I'm helping a friend learn web design, and we're working on a two column layout. It goes something like this:
<div id="first_column"> ... </div>
<div id="second_column"> ... </div>
...with the CSS:
Simple stuff. Then the content in #second_column got to be bigger than the content in #first_column. Again, no problem, just give #second_column a 300px margin-left.
But then they asked why not just give #first_column an explicit height? I didn't have an answer, and so I've come here. I think the reason I do margins is just because that's how I learned it.
paulob — 2010-08-27T17:12:45-04:00 — #2
You rarely want to give containers that hold fluid content a height because that means the element can never grow and if a user resizes the text then the layout breaks.
Content on a site is ever changing and you want the element to accommodate one word or a thousand words without having to do anything different.
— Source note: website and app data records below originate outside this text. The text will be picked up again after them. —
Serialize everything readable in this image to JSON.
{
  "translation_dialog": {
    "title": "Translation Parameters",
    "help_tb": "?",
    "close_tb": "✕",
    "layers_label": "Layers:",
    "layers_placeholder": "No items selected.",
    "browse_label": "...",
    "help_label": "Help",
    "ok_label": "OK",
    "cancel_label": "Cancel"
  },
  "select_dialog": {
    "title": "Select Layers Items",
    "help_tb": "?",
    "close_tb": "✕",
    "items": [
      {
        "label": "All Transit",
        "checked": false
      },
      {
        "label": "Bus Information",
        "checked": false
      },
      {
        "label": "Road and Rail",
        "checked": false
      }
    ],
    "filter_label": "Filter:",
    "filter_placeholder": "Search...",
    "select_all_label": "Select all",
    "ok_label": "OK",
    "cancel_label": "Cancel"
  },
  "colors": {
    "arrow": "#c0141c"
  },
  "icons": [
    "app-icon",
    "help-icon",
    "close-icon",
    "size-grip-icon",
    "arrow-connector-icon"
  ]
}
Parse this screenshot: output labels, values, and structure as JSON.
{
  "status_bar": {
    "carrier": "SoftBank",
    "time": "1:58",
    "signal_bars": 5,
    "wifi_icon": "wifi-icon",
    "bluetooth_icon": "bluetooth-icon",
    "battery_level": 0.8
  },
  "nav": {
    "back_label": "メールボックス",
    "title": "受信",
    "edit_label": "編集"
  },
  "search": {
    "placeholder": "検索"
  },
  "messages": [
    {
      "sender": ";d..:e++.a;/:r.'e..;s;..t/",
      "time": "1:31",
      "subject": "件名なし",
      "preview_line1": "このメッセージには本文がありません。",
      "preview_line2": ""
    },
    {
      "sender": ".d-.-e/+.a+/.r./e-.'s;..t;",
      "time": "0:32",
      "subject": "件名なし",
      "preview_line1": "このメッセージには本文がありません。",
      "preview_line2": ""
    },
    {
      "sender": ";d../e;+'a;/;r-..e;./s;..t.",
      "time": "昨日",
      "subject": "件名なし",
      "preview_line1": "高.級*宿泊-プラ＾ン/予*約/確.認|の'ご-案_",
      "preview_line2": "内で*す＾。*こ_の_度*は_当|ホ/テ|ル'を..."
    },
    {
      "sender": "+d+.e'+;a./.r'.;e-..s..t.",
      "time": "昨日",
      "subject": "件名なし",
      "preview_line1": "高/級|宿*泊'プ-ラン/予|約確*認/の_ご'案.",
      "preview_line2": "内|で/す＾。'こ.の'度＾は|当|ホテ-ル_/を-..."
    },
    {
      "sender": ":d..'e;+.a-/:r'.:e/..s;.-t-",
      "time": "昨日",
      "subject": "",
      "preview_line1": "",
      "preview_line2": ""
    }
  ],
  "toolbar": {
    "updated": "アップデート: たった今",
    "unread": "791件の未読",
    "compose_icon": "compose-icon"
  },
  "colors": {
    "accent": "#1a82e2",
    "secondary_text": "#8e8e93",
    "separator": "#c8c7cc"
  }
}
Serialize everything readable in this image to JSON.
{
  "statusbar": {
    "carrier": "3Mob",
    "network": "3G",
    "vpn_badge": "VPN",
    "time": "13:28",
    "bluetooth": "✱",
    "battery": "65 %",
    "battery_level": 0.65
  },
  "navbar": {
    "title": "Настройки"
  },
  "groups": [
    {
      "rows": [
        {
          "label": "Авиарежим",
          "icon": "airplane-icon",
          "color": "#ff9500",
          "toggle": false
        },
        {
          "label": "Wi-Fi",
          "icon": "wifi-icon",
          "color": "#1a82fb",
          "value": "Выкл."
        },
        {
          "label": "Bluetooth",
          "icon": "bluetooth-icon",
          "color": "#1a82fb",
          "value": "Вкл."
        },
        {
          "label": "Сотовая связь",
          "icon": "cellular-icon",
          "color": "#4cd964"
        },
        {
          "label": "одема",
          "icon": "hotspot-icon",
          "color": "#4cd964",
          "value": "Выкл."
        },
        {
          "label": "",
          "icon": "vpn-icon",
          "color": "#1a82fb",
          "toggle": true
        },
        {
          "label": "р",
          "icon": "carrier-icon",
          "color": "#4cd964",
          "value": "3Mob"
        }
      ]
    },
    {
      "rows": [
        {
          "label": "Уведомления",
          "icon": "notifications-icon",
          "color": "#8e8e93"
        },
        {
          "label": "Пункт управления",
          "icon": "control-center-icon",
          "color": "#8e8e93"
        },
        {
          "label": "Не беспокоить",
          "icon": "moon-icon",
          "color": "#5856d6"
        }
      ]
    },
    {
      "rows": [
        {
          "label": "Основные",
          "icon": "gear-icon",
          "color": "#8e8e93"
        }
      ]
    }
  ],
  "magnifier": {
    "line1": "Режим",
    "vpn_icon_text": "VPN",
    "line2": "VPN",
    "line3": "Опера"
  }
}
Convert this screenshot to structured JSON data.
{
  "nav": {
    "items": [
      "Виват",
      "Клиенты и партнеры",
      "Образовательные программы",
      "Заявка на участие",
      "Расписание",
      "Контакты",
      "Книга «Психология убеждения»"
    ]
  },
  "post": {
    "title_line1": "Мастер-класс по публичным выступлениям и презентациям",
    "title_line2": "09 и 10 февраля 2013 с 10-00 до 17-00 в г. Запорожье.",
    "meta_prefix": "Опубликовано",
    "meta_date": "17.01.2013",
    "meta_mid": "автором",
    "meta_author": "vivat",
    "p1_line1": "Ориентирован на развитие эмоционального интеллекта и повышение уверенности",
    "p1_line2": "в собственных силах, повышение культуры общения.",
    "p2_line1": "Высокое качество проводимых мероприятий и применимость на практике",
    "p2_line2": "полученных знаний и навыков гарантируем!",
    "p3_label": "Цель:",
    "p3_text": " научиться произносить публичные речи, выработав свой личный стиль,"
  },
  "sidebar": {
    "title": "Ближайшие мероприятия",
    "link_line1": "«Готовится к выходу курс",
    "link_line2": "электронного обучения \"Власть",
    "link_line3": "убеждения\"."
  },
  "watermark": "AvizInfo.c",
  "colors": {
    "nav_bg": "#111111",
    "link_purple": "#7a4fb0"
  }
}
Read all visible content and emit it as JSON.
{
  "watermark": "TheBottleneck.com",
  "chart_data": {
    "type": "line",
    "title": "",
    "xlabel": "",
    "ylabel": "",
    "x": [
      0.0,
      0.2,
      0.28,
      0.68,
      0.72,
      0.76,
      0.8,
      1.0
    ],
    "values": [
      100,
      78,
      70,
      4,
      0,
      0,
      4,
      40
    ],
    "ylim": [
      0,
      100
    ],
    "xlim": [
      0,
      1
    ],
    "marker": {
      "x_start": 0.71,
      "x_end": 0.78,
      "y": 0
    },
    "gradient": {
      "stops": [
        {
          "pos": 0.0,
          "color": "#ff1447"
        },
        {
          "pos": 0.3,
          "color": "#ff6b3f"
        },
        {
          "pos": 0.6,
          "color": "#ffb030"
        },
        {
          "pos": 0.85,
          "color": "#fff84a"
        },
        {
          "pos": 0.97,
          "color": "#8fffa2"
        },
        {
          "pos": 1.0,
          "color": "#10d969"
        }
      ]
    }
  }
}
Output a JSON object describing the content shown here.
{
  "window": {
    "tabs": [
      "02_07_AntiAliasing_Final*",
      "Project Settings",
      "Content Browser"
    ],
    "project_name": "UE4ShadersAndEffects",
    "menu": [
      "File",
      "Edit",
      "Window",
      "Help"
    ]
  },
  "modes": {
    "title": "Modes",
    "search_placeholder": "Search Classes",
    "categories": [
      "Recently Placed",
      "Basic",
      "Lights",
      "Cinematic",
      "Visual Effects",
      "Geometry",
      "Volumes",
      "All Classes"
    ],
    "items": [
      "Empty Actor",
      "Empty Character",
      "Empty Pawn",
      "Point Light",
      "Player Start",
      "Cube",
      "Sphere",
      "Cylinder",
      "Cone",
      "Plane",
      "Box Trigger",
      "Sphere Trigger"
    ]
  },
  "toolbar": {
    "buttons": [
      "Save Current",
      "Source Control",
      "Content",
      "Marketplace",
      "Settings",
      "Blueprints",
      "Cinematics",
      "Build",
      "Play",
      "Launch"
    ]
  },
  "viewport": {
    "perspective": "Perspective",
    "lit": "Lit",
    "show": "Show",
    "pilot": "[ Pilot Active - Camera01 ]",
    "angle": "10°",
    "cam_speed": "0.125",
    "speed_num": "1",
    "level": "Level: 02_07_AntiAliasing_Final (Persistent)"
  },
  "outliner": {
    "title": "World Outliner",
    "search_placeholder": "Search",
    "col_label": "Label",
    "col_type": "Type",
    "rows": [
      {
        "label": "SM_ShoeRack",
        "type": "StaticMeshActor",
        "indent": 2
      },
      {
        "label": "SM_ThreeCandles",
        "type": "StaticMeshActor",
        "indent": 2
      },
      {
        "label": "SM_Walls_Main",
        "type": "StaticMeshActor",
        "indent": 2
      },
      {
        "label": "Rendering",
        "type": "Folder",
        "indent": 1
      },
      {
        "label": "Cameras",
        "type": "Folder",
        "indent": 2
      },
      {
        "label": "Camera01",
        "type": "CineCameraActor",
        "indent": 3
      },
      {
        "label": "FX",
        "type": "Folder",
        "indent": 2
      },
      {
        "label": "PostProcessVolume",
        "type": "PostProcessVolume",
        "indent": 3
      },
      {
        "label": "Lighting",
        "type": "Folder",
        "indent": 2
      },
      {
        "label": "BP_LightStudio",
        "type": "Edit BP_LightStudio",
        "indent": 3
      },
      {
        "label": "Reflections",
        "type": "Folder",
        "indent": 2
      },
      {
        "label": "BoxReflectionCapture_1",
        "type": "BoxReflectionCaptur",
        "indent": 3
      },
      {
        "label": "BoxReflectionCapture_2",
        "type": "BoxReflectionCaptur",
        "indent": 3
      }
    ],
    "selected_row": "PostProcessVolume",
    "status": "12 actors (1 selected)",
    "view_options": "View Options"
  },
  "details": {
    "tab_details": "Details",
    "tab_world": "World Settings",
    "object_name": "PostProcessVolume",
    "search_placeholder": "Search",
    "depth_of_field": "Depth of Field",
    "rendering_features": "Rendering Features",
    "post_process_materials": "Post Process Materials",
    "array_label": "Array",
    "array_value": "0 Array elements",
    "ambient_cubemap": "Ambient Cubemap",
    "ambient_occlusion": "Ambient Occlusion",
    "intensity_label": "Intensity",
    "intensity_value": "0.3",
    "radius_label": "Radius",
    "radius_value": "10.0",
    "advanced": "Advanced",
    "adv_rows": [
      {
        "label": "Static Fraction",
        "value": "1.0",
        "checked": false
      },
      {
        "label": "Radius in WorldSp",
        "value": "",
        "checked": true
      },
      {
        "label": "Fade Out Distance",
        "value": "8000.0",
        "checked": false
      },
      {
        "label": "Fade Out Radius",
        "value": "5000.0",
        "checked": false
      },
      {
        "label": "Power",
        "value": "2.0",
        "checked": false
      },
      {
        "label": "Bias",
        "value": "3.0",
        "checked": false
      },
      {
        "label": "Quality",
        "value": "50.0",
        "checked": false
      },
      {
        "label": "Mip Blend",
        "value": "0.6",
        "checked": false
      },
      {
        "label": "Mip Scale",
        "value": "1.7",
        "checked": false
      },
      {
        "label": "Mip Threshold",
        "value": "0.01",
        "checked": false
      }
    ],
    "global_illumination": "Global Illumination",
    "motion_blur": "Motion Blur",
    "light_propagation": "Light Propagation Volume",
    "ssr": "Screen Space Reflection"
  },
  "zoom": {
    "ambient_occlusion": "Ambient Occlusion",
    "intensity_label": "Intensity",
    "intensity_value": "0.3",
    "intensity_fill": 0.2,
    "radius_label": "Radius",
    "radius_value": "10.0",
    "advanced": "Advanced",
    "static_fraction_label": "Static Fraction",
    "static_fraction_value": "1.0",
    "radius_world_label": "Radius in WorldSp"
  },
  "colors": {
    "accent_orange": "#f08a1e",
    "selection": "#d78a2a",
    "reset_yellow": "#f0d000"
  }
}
If you work on an assumption that one column will always be longer then that's a fragile assumption that will break at the first opportunity.
There are many ways to make two columns and in a fixed width layout floating both columns with a specific width is the easiest.
In a fluid layout you can float the left column and that give the right column a margin-left to clear the float but it does suffer from the 3px jog in iE6 although that is a diminishing problem these days.
You could also just float the left column and then give the second column overflow:hidden and it will automatically form a rectangular box to the side of the float.(IE6 would need to have haslayout on the element though for this to work). This method is no good if you want visible layout or if you don't want the whole block to wrap under at small screen sizes.
(Not forgetting that for ie8 and other modern browsers you could use the display:table properties for columns or perhaps display:inline-block but they are not without bugs also.)